• William Howard Taft. James Schoolcraft Sherman was elected vice president of the United States in 1908 on the ticket with President William Howard Taft. Sherman died while in office on Oct. 30, 1912, and his funeral in Utica was attended by Taft.

Other presidents had ties to the area, not the least of whom was Grover Cleveland, 22nd (1885–1889) and and 24th (1893–1897) US president, who lived briefly as a boy in Clinton, where his father was a Presbyterian minister. He later moved to Fayetteville, and the family settled in Holland Patent. President Cleveland returned to Clinton in 1887 when the village was celebrating its centennial.

Abraham Lincoln was here twice, albeit brief, neither time as a sitting president. On Feb. 18, 1861, his train stopped in Utica on its way to Washington and his inauguration. A large crowd gathered at the train depot on Main Street and cheered when Lincoln appeared on a platform atop a flat car at the rear of the three-car train and spoke for several minutes. The other stop - April 26, 1865 - was less celebratory. The funeral train carrying the remains of the assassinated president back to Illinois stopped in Utica for several minutes.

Benjamin Harrison, 23rd president of the United States (1889-1893), had a summer home on Second Lake near Old Forge and spent much time there after his retirement. He and his wife, Mary, enjoyed shopping in downtown Utica, especially at the J.B. Wells dry goods and department store.

Theodore Roosevelt (president 1901-1909) visited Utica often when he was in the New York state Legislature. Roosevelt's sister, Corinne Robinson, lived near Jordanville in Herkimer County. When she and her husband, Douglas, gave Jordanville the Robinson Memorial Library, it was dedicated by then-President Roosevelt on Aug. 8, 1908.

Finally, future President Franklin D. Roosevelt (president 1933 until his death in 1945), came to Utica on Oct. 25, 1928, while campaigning for governor of New York. He attended a rally at Mohawk and Bleecker streets in East Utica that was organized by the city's Democratic Party leader, Charles Donnelley, and Rufus Elefante, head of East Utica's Democratic machine.  More than 10,000 Italian-Americans greeted hime - and he never forgot it.

Other White House connections

In 1814, Utica banker Alexander B. Johnson and Abigail Louisa Adams were married and moved into a mansion on Genesee Street that later became the site of the Savings Bank of Utica's "bank with the gold dome." Abigail was the granddaughter of President John Adams and the niece of President John Quincy Adams.

Future president Ronald Reagan (president 1981-1989) was host of the popular 1950s television series, "General Electric Theater." He once visited the GE plants in Utica and was greeted by large crowds.

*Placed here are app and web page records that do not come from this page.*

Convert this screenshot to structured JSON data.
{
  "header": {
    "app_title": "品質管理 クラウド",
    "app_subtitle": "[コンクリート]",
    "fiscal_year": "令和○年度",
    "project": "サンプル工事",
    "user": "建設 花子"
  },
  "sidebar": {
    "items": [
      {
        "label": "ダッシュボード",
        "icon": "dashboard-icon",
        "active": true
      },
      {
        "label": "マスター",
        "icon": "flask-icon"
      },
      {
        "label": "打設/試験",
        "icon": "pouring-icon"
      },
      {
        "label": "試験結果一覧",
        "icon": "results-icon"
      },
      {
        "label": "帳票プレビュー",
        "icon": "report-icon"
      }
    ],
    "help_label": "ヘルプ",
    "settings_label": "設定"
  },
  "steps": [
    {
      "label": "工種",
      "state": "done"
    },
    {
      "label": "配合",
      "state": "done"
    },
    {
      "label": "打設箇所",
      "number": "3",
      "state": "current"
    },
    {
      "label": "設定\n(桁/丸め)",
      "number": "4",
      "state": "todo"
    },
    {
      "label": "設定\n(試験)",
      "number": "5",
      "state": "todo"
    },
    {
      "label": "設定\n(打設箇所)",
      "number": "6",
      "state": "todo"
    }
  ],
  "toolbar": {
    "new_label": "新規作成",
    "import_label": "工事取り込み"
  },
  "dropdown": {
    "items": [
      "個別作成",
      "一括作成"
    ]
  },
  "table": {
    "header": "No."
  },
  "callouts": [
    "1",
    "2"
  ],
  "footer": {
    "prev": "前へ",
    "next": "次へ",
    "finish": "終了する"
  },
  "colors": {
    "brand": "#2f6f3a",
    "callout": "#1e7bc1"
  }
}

John F. Kennedy (president 1961 until his assassination in November 1963) spoke in the Utica Memorial Auditorium during the 1960 presidential campaign. He also attended an outdoor rally in front of the court house in Rome. A plaque at the front entrance today marks his visit.

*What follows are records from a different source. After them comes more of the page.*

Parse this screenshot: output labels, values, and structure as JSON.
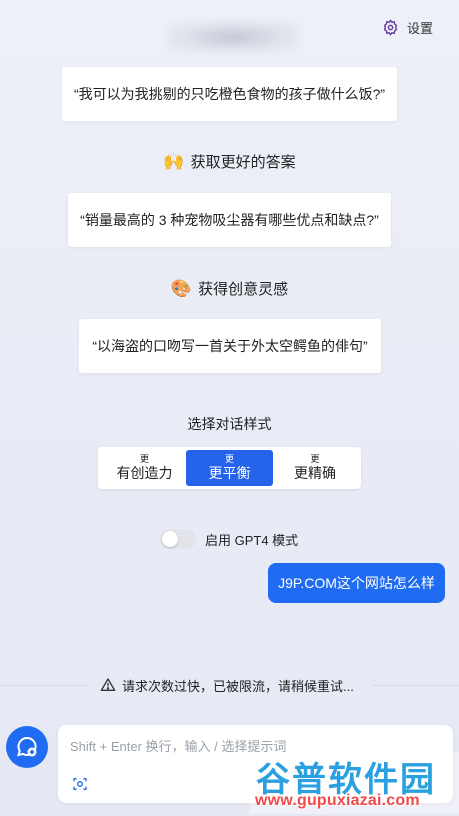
{
  "header": {
    "settings_label": "设置"
  },
  "examples": {
    "card1": "“我可以为我挑剔的只吃橙色食物的孩子做什么饭?”",
    "section2_title": "获取更好的答案",
    "section2_emoji": "🙌",
    "card2": "“销量最高的 3 种宠物吸尘器有哪些优点和缺点?”",
    "section3_title": "获得创意灵感",
    "section3_emoji": "🎨",
    "card3": "“以海盗的口吻写一首关于外太空鳄鱼的俳句”"
  },
  "conversation_style": {
    "label": "选择对话样式",
    "options": [
      {
        "small": "更",
        "big": "有创造力",
        "active": false
      },
      {
        "small": "更",
        "big": "更平衡",
        "active": true
      },
      {
        "small": "更",
        "big": "更精确",
        "active": false
      }
    ]
  },
  "gpt4_toggle": {
    "label": "启用 GPT4 模式",
    "enabled": false
  },
  "chat": {
    "user_message": "J9P.COM这个网站怎么样"
  },
  "status": {
    "warning": "请求次数过快，已被限流，请稍候重试..."
  },
  "composer": {
    "placeholder": "Shift + Enter 换行，输入 / 选择提示词"
  },
  "watermark": {
    "title": "谷普软件园",
    "url": "www.gupuxiazai.com"
  },
  "colors": {
    "accent": "#1f6bf1",
    "active_segment": "#2563eb",
    "settings_icon": "#6b3fa0"
  }
}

Gerald Ford (August 1974 to January 1977) spoke to Republican Party groups here when he was speaker of the House of Representatives.

George Herbert Walker Bush (1989-1993) visited Griffiss Air Force Base in Rome in 1983 when he was vice president at the invitation of his friend, then-Congressman Sherwood Boehlert. His son, future President George W. Bush (2001-2009), campaigned here for his father in 1988, stopping at the Oneida County Airport and visiting Oriskany High School, where he was greeted by 600 cheering students.

And, in case you were wondering, George Washington slept here, although we're not quite sure where. The general who led America to independence visited the Mohawk Valley, including Fort Stanwix and the site of the Battle of Oriskany, in 1783, the year the Revolutionary War ended, and later bought land in the region. He later served as our nation's first president from April 30, 1789 to March 4, 1797.

So, welcome, President Trump. Through the blur of politics, we sincerely hope that you are able to focus on some of the real issues that affect us, become familiar with our needs and realize that we're not just some No-Man's Land up river of New York City. We are a proud community with a rich history, and you are now a part of it.